* [TASK DETAILS] Could the data below be copied exactly, minus the pictures?

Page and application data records
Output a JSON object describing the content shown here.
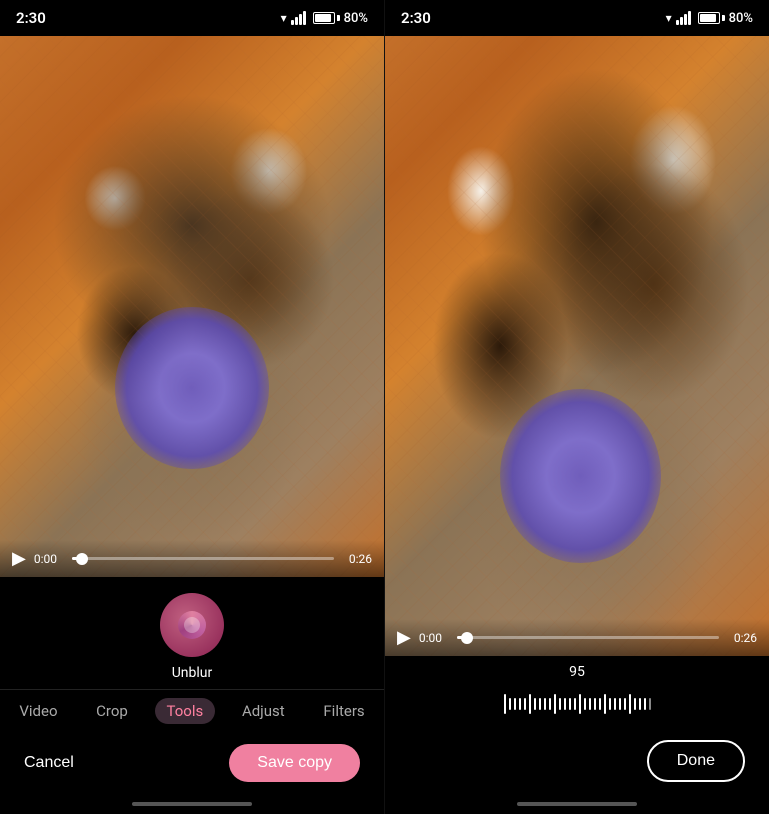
{
  "left_panel": {
    "status": {
      "time": "2:30",
      "battery": "80%"
    },
    "video": {
      "current_time": "0:00",
      "duration": "0:26",
      "progress_pct": 4
    },
    "tools": {
      "active_tool_label": "Unblur"
    },
    "tabs": [
      {
        "id": "video",
        "label": "Video",
        "active": false
      },
      {
        "id": "crop",
        "label": "Crop",
        "active": false
      },
      {
        "id": "tools",
        "label": "Tools",
        "active": true
      },
      {
        "id": "adjust",
        "label": "Adjust",
        "active": false
      },
      {
        "id": "filters",
        "label": "Filters",
        "active": false
      }
    ],
    "actions": {
      "cancel_label": "Cancel",
      "save_label": "Save copy"
    }
  },
  "right_panel": {
    "status": {
      "time": "2:30",
      "battery": "80%"
    },
    "video": {
      "current_time": "0:00",
      "duration": "0:26",
      "progress_pct": 4
    },
    "slider": {
      "value": 95,
      "min": 0,
      "max": 100
    },
    "actions": {
      "done_label": "Done"
    }
  }
}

* [ANSWER TO THE EXERCISE]
Output a JSON object describing the content shown here.
{
  "left_panel": {
    "status": {
      "time": "2:30",
      "battery": "80%"
    },
    "video": {
      "current_time": "0:00",
      "duration": "0:26",
      "progress_pct": 4
    },
    "tools": {
      "active_tool_label": "Unblur"
    },
    "tabs": [
      {
        "id": "video",
        "label": "Video",
        "active": false
      },
      {
        "id": "crop",
        "label": "Crop",
        "active": false
      },
      {
        "id": "tools",
        "label": "Tools",
        "active": true
      },
      {
        "id": "adjust",
        "label": "Adjust",
        "active": false
      },
      {
        "id": "filters",
        "label": "Filters",
        "active": false
      }
    ],
    "actions": {
      "cancel_label": "Cancel",
      "save_label": "Save copy"
    }
  },
  "right_panel": {
    "status": {
      "time": "2:30",
      "battery": "80%"
    },
    "video": {
      "current_time": "0:00",
      "duration": "0:26",
      "progress_pct": 4
    },
    "slider": {
      "value": 95,
      "min": 0,
      "max": 100
    },
    "actions": {
      "done_label": "Done"
    }
  }
}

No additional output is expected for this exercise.